This year has been something, right?
I am constantly reminded that we are all going through the same experience. While some people have clearly been more negatively impacted by the pandemic than others, and some deal with it more close up than others, we are all dealing with some variation of the same stress and anxiety. And we’re dealing with it in isolation. But one way of connecting, of course, is through art, and it’s no surprise that this pandemic has inspired a spate of writing that, nine months in, underscores the universal nature of the losses brought on by covid-19. One of those books is Alone Together: Love, Grief And Comfort In The Time Of Covid-19, a collection of essays and poetry written by a range of literary voices and edited by Jennifer Haupt.

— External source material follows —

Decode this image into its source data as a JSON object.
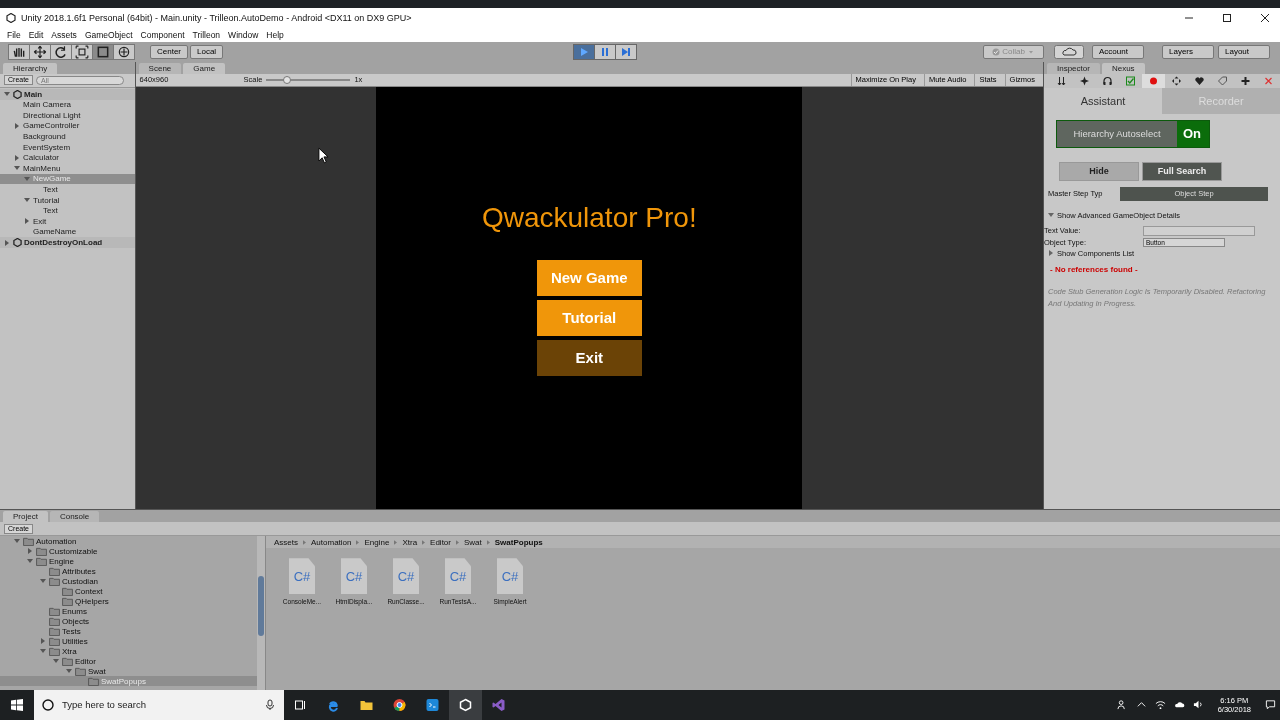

Why I picked it up: I wanted to hear how people more eloquent than I were dealing with the pandemic. When I was offered a chance to review Alone Together, I gladly took it.
Alone Together‘s essays and poetry are grouped into three main categories: Grieve, Comfort and Connect. They cover the deaths of close relatives, the strain this year has put on relationships, what it’s like to be Black during the pandemic. Essays are short and readable, with something familiar in almost every one of them. I recognized some of the 90 contributors to this collection – Jean Kwok, Pam Houston, Dani Shapiro, Garth Stein, Andrew Dubus III, Caroline Leavitt – but there are many new-to-me writers in here as well. And best of all, the proceeds from the book go to The Book Industry Charitable Foundation, which supports independent booksellers impacted by the pandemic.
Alone Together was this month’s blow-dry book (the book I read, slowly but steadily, while I dry my hair each morning). It was the perfect book to pick up for ten minutes or so and then put down until the next day. I could read an essay or two and immerse myself in that writer’s unique perspective and experience before taking a break and picking the book up again the next day. I recommend Alone Together for anyone feeling isolated and eager to feel part of humanity again. Yes, this situation is awful, but we’re in this together. That sounds trite and clichéd, nine months in, but it’s really true. I’ve found that the best thing to come out of this year has been the feeling of connection I’ve found, often in surprising places, and Alone Together certainly helped reinforce that feeling.
Alone Together was the 62nd book of 2020.